Along the banks of the beautiful Lake Siljan, in the idyllic town of Leksand, Sweden, over 1600 people from 120 countries came together for the 5th Global YES Summit in partnership with the Tallberg Foundation. The Summit brought together almost 150 projects and new ideas, developed by people who have a desire to tackle the challenges facing us today.
These projects and initiatives attempt to solve issues of social cohesion, climate change, environmental degradation, poverty, and youth unemployment. These ideas, which are focused mainly on the grassroots and community level, have the potential to start an innovation revolution in developing societies.
The projects were divided into five broad themes of water, energy, land, cities and people. Each project was not only environmentally sustainable in its own way, but extremely innovative in its approach. Several of these projects, such as the Peepoople bags, SolarCool, KickStart, Solvatten, and others, simply adapted existing knowledge into effective inventive solutions for the future. These exciting new innovations are mostly uncomplicated and easy to implement, with the power to change and transform the society they are introduced into.
I was invited to be on the panel of the Water Theme Introductory Session at the summit, where I was able to witness powerful new ideas that people have come up with first hand. On a broad level, the panel discussed the challenges facing the world today in the area of sanitation and water.
To counter these challenges, small scale initiatives were presented, and the discussion centred on bringing these initiatives and ideas into the larger social landscape.
Peepoople bags, a Swedish invention, are biodegradable toilet bags for sanitation and fertilizer. The bag not only presents an alternative to public defecation, but within 3-4 weeks the bag with its contents breaks down into natural fertilizer, creating a much needed local resource.
A response to flying toilets
Originally launched in Kenya to combat the growing problem of the ‘flying toilets’ [a facetious name for the use of plastic bags for defecation, which are then thrown into ditches, on the roadside, or simply as far away as possible], the bag could be extremely effective in societies that have water shortages, lack of toilet facilities, as well as lack of finances to afford fertilizers. In the long run, these bags also represent means to a cleaner, more hygienic local environment.
Another innovation presented at the session by a young woman from Kenya, was KickStart (pictured right) or manual water pumps for efficient irrigation. These are small, easy to carry water pumps, which can be placed around fields or near places of water supply to draw water from the ground to irrigate fields.
The size and nature of the pump makes it easy to use for women and young girls in the villages, reducing the burden placed on them and making efficient use of time.
I also had the opportunity to meet a representative of Solarcool; another excellent innovation that addresses another gap in society – energy supply.
The Solarcool is a medium-sized box, covered in inexpensive solar panels.
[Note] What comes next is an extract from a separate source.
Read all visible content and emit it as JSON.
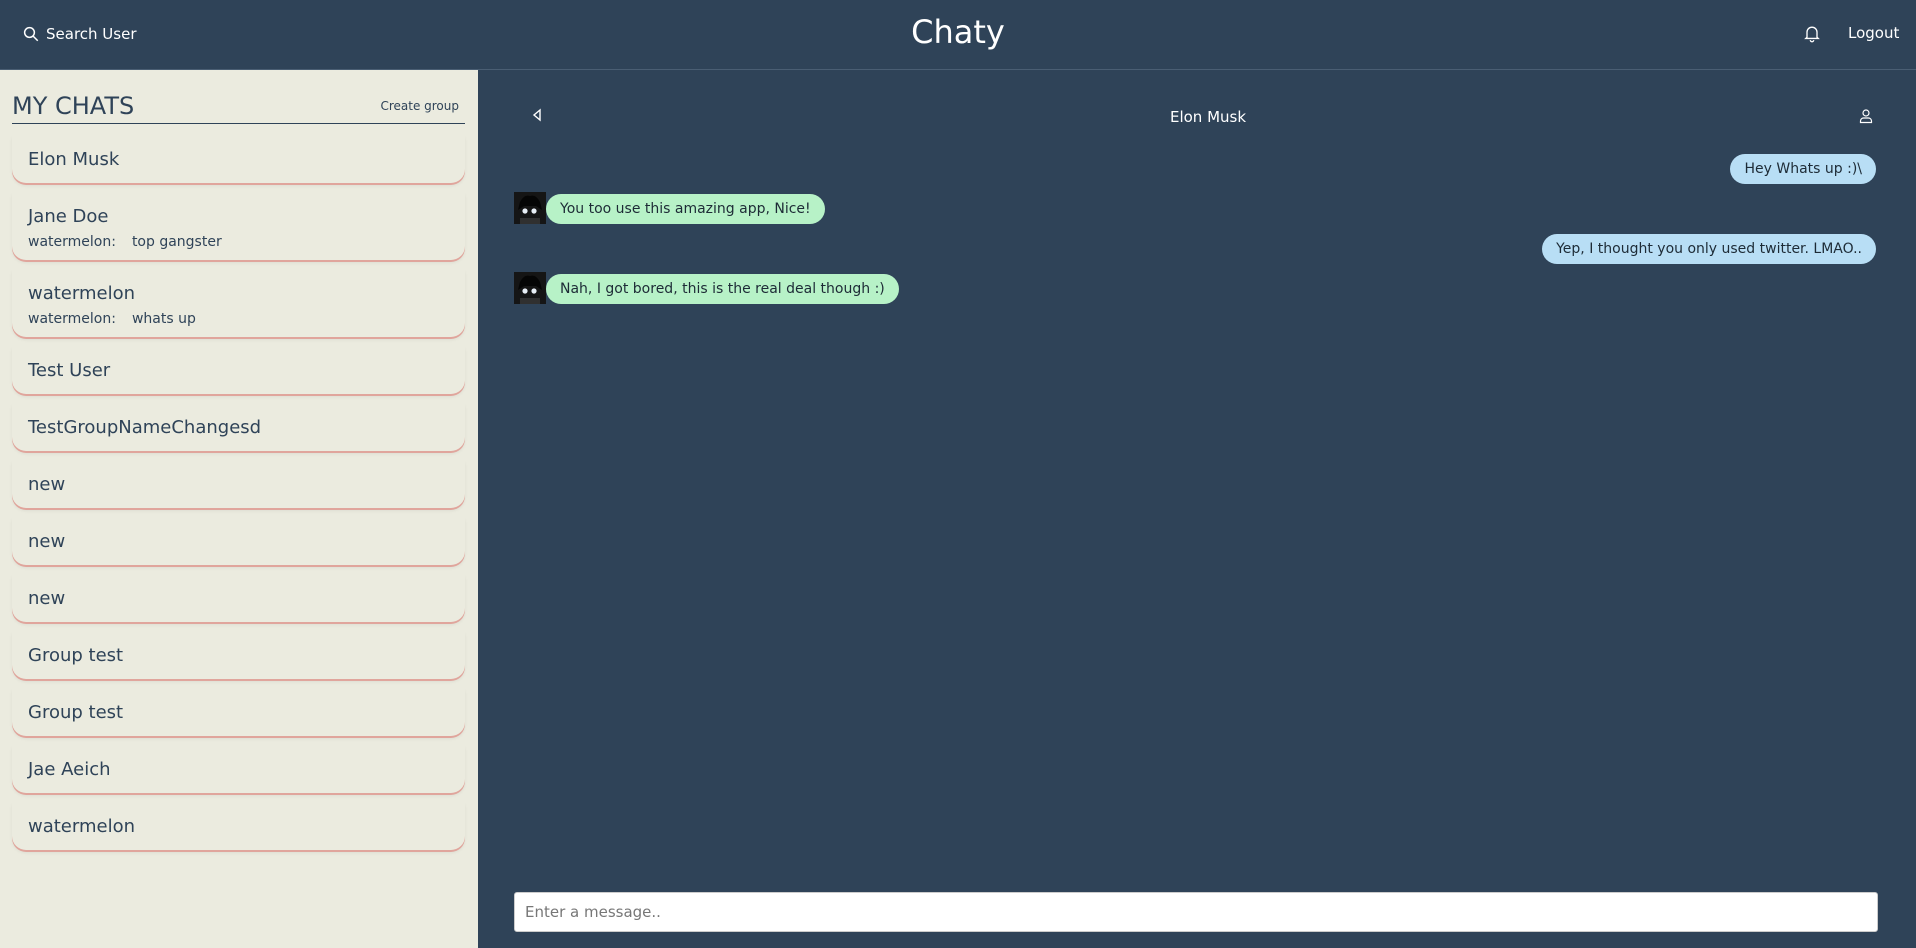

These panels convert energy into a cooling mechanism, essentially creating a solar-powered refrigerator.
Solarcool not only opens up a whole new market for people without electricity, but will also prove extremely useful in other fields such as mobile hospitals, resulting in an improved system of health care in rural areas.
A similar initiative, Solvatten, uses the sun’s rays to purify water. A special 10 litre can has been designed, that upon exposure to the sun for 3-4 hours, purifies the water in the can, rendering it fit for consumption.
These ideas, if harnessed and allowed to grow, have the potential to create real change; where solutions for difficult issues can be found in these small innovations. Many of these inventions, such as the pumps, the bags, and the solar coolers, if mass produced, will be inexpensive and affordable for the poorest sections of society.
Not only are these projects environmentally sustainable, some of them also have the potential to create jobs in the future. The summit ended with two important plenary sessions – on bridging the divide between these projects and financial capital; and merging these approaches into the mainstream policy dialogue.
While plenary sessions are necessary, it is extremely important that these grassroots ideas and inventions do not get lost in the wider political debate. Sweden, known for its openness to innovation, in a number of different fields, was the perfect setting to present existing ideas and develop new ones.
The summit ensured that such an open space was replicated in those few days, and these important new ideas were brought to the forefront, as well as to the attention of decision makers.
About a year ago, Strategic Foresight Group’s President, Sundeep Waslekar, in his monthly column, addressed the question of what makes a nation great, citing innovation as an important factor.
It will indeed be a great nation that recognises important ideas such as the ones stated above, and ensures that these ideas are incorporated into its social fabric. Any country that snaps up these innovations and nurtures the potential of innovators, thereby facilitating a sustainable environment for the future, will indeed be a great nation. Any society that encourages its government to distinguish and boost the potential of a citizen who attempts to create a sustainable future will indeed be a great society.
The question that now remains is how we, as a global society, can ensure that these efforts become transformative forces for large scale change, and are not forgotten. It is necessary that these kinds of emerging ideas and initiatives are given the right kind of support, and that we make innovation matter.
Ambika Vishwanath is a research analyst with Strategic Foresight Group, a Mumbai based Think Tank. She specializes on issues in the Middle East.
Above image is of Peepoo Bag